(Stored records)

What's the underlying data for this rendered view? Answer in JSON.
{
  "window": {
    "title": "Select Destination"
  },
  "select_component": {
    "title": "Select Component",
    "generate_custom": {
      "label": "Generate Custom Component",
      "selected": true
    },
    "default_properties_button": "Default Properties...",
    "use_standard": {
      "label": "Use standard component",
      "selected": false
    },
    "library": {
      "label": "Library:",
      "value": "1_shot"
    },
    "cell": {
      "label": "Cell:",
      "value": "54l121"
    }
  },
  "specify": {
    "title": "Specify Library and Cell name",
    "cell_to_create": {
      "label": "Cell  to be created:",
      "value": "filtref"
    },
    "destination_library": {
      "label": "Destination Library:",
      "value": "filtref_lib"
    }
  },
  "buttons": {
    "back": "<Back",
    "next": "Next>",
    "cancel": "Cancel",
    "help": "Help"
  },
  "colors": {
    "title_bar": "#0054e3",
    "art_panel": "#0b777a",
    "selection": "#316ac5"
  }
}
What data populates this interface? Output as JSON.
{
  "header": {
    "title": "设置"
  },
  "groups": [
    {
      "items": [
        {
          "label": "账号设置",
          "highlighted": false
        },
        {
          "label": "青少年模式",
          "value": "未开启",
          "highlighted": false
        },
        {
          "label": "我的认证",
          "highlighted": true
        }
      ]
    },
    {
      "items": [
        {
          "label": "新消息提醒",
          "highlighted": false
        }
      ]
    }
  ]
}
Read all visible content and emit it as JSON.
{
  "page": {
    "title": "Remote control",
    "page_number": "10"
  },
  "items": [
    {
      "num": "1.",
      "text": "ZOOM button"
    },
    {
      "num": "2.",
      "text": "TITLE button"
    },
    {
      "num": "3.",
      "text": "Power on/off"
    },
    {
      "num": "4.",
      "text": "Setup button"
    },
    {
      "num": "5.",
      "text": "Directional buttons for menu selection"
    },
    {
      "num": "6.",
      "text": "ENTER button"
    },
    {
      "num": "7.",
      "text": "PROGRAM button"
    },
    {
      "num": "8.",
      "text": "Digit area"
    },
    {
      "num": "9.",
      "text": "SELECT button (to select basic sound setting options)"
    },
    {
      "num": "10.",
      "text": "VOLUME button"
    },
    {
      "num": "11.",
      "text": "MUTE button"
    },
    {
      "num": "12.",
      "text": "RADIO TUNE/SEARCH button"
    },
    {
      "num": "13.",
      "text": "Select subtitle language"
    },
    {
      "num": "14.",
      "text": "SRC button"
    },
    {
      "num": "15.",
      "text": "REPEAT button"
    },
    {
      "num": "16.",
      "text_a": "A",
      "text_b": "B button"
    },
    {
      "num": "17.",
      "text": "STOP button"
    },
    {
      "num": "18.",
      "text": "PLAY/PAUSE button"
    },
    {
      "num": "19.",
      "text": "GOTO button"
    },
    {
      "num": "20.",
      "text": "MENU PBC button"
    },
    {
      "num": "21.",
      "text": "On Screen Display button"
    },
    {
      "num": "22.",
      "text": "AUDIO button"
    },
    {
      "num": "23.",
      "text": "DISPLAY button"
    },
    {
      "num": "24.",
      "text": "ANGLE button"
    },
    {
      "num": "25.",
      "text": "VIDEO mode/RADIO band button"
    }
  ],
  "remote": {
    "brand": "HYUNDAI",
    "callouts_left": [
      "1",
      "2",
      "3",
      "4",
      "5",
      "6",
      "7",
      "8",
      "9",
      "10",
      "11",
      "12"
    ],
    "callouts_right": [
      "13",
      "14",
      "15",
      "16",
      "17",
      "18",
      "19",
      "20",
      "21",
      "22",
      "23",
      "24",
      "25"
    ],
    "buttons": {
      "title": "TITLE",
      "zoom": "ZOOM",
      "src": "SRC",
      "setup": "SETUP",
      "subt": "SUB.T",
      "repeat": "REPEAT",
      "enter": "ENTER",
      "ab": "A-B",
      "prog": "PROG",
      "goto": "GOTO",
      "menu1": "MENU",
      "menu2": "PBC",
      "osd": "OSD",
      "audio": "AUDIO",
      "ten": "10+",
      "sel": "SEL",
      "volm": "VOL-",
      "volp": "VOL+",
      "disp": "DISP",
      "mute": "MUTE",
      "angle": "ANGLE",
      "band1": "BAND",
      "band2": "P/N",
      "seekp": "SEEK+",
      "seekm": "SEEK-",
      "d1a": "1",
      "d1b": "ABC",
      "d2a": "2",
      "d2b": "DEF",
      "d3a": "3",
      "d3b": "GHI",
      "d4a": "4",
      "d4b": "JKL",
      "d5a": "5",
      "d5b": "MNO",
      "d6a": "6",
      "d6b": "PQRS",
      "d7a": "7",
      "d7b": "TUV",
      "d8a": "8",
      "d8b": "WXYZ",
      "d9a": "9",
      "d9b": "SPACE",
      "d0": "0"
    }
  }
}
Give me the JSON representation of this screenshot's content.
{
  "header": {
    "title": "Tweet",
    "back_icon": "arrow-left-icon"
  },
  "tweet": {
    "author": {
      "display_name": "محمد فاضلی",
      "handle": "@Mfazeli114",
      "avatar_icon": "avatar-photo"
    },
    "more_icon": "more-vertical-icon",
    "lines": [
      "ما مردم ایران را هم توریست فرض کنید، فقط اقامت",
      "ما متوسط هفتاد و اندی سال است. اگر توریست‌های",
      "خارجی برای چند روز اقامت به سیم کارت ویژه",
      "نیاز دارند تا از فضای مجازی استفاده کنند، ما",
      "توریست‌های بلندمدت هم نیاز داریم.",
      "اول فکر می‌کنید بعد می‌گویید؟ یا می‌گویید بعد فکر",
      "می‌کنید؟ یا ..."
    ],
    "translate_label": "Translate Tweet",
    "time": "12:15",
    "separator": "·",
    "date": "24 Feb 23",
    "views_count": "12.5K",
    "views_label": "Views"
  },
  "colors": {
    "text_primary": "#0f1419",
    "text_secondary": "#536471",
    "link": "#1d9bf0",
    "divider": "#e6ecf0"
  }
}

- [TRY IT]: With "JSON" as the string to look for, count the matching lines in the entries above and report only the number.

- [ANSWER TO THIS PROBLEM]: 4